Dark Matter wrote: ↑
June 13th, 2018, 10:13 pm
Greta wrote: ↑
June 13th, 2018, 9:17 pm
Buridan's Ass is the most feeble of arguments, as if belief and non-belief in a supernatural entity are matters of life and death as is food for a donkey.
It's not an argument. Never was. It's called a "paradox" because it's a paradox and not an argument; it's a paradox you refuse to confront.
There is no paradox with humans and belief in god, only for donkeys with hay.
Don't be disingenuous. You used Buridan's Ass as an argument against agnosticism, and I showed how it didn't validly apply.
Dark Matter wrote:
Agnostics most certainly have worldviews. It is impossible for an intellectually competent adult to not hold world views. Obviously. However, unlike theists, agnostics (and most atheists) don't claim that their views and perceptions reflect the absolute objective truth about the nature of reality.
In view of what I said, that is a biased, if not irrational, claim.
Ahem. Pot and the kettle much? If you believe in God as the ultimate [whatever] of reality then you are making truth claims about the absolute nature of reality.
Dark Matter wrote:
This thread is ultimately about humility...
Your hate and vitriol belies that; it's about you needing to be right.
It's not hate and vitriol, it's irritation and impatience with your creative squirming. Raised in the dramatic language of myth and lost in the romanticisation of phenomena, theists seem to almost be invariably tragic drama queens. You take cheap "drive by" pot shots without substantiation or depth and then whine and desperately obfuscate when challenged.
Me wrote:Thus I am agnostic. I'm not playing games with this, looking for life hacks or claiming things I cannot possibly know. I am just interested - curious, hungry to know more. Of course I'm atheist to Yahweh, the big man in the sky, but the nature of the larger stage of reality is beyond my ken - or anyone's, if they care/dare to admit it.
Dark Matter wrote:Are you also agnostic regarding what a human being is? A conception of that is critical to a coherent worldview.
Hurrah, something useful with which to engage. If I was a melodramatic theist, steeped in the blood and thunder of mystical texts, I might claim that humans are the closest expression in the universe to God so far (at least in this part of the galaxy). However, I am just an agnostic so I find other angles more compelling.

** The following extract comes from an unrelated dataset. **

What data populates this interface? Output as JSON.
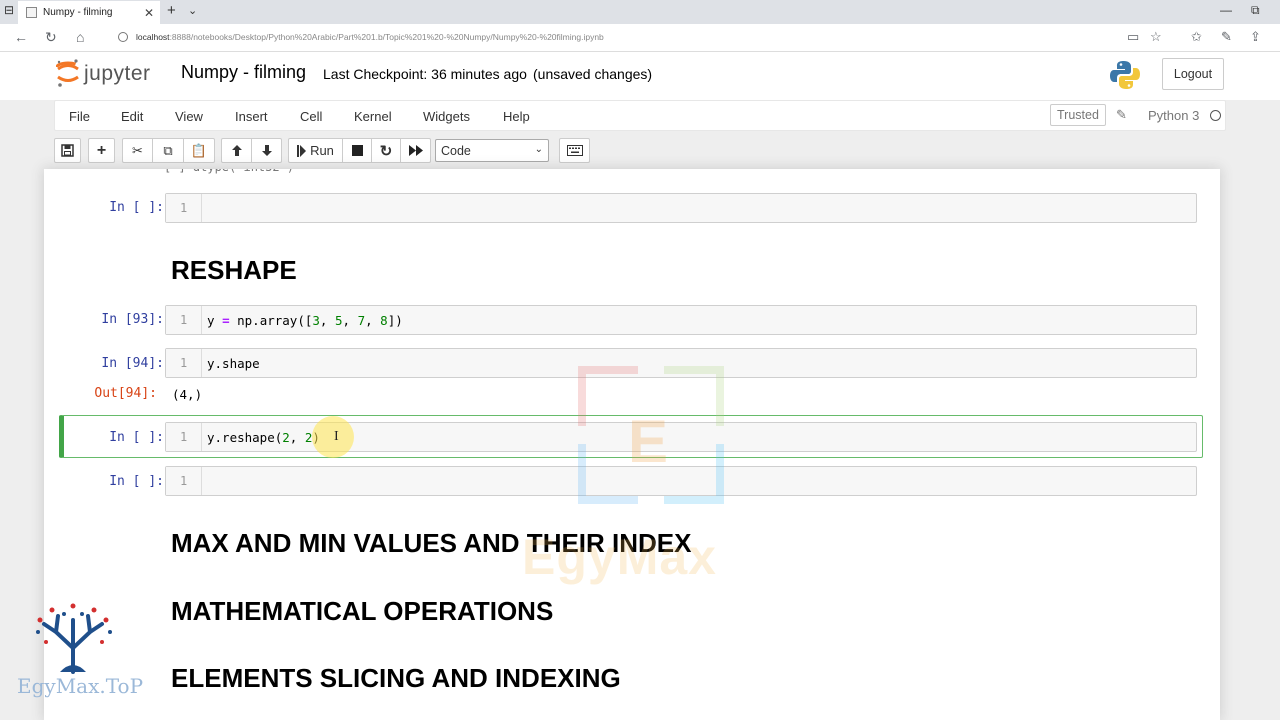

To start, I am generally awed by reality and think that the business of our lives forces us to take the miraculous for granted, to treat the extraordinary as ordinary. None of it - life, the universe etc is ordinary. Just 5% of the universe is matter, and almost all of that is plasma. This makes even the humble space rock is a rare gem in the greater scheme of things. So then how extraordinary is life? Intelligent life? Humans?
So I see humans as jaw-droppingly weird, wonderful and sometimes scary technological apes, the biosphere's most eloquent expression so far, and the funniest! IMO when one sees clearly, in the greater scheme of things humans are extremely funny animals - playful, sly, goofy, clumsy and sometimes brilliant. I gloss over humanity's faults as growing pains. We personally are here for a short time but life and humanity is the long game, and over long periods the extraordinary happens. The lunacy that people complain about will not always be the norm.
So we humans are a stepping stone to the next leap in evolution, and quite possibly we will enable the reproduction of Earth organisms' DNA and creation of new evolutionary paths on other worlds, achieving levels of sophistication that we cannot even imagine.
So what do you think a human being is? Another question - seriously - what do you think a tree is?